Hybrid monetization models, such as in-app ads and in-app purchases, are quickly gaining popularity in the business world. Most studies show that in-app advertising is set to be a key driver of mobile growth over the coming years (see Statista’s, IHS Markit’s and Forbes’s reports).
Many criticize gestural controls as being unintuitive and unnecessary. Despite this, widespread adoption is underway already, and the UI design world is burning the candle at both ends to develop solutions that are instinctively tactile. The challenges here are those of novelty.
Even though gestural controls have been around since the early 1980s and have enjoyed a level of ubiquity since the early 2000s, designers are still in the beta-testing phase of making gestural controls intuitive for everyday use.
In a recent sales meeting for a prospective healthcare client, our team at Mad*Pow found ourselves answering an all-too-familiar question. We had covered the fundamental approach of user-centered design, agreed on leading with research and strategy, and everything was going smoothly. Just as we were wrapping up, the head of their team suddenly asked, "Oh, you guys design mobile-first, right?"
Well, that's a difficult question to answer.

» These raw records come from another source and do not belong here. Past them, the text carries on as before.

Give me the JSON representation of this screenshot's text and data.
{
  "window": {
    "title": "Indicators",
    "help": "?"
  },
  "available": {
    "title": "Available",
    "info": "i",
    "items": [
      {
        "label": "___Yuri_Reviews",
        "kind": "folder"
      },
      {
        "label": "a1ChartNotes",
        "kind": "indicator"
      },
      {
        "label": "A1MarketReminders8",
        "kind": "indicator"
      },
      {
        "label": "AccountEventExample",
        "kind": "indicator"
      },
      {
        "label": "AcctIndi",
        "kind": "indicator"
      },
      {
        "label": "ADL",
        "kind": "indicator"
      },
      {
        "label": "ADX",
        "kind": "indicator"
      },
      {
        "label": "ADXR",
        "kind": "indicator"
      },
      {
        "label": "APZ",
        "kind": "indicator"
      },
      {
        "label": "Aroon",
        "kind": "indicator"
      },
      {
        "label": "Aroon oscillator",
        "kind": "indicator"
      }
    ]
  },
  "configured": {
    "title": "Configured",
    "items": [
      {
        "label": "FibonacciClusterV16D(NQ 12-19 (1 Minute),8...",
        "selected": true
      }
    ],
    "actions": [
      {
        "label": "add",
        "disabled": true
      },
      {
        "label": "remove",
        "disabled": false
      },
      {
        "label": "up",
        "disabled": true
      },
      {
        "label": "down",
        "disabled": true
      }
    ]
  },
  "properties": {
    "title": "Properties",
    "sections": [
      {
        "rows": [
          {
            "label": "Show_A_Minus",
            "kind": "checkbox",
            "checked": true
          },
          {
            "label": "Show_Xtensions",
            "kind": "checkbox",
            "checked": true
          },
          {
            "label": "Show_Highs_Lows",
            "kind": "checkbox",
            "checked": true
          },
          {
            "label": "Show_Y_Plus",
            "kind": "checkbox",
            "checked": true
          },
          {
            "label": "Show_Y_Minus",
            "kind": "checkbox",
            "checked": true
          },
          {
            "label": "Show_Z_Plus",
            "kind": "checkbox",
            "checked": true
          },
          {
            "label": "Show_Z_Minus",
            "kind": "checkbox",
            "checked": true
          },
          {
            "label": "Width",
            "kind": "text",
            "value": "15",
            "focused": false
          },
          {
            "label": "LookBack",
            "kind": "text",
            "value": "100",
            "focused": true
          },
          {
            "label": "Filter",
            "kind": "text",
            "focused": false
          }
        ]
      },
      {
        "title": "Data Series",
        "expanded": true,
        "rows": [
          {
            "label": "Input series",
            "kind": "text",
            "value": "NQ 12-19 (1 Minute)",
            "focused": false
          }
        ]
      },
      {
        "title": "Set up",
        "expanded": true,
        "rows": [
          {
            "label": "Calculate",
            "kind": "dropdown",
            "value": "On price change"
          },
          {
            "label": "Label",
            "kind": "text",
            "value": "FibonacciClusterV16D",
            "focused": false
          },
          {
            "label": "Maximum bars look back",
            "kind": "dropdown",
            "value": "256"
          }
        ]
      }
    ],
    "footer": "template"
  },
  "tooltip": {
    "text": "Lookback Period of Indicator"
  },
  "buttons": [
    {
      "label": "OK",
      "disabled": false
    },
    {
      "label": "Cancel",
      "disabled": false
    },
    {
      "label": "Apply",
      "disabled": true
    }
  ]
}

While the concept of mobile-first began as a philosophy to help prioritize content and ensure positive, device-agnostic experiences, budgetary and scheduling constraints often result in mobile-first meaning mobile-only.
Color is arguably the second most important aspect of your app, after functionality. The human to computer interaction is heavily based on interacting with graphical UI elements, and color plays a critical role in this interaction.
It helps users see and interpret your app's content, interact with the correct elements, and understand actions. Every app has a color scheme, and it uses the primary colors for its main areas.
Will the resources spent implementing app indexing for Google search be a boon or a bust for your app’s traffic? In this article, I’ll take you through a case study for app indexing at our company, the results of which may surprise you.
App indexing is one of the hottest topics in SEO right now, and in some sense for good reason. Google has only been indexing apps for everyone for a little more than two years, and with only 30% of apps being indexed there is huge potential for websites to draw additional search traffic to their apps.
Creating that singular piece of graphic design that users will first interact with each time they encounter your product can be intimidating. A beautiful, identifiable and memorable app icon can have a huge impact on the popularity and success of the app. But how exactly does one make a "good" app icon? What does that even mean?
Fear not, I've put together some tips and advice to help answer these questions and to guide you on your way to designing great app icons. I've been designing, making resources and giving talks about icon design for the past couple of years. In this article, and in the video at the end, I'll sum up what I've learned about this amazing craft.
The most popular mobile operating system is known to be Android. One of the main reasons for its popularity is its ability to run on a huge number of devices, not only on phones and tablets. We find Android on TVs, watches, cars, even fridges and mirrors.
Android Wear is the version of the operating system specifically designed to extend the Android platform to wearables, with particular attention to smartwatches. These devices allow the user to consume information in a completely different way than traditional handheld devices: Data is presented at the right time depending on the user's context, and interaction is less invasive and time-consuming than in a phone app.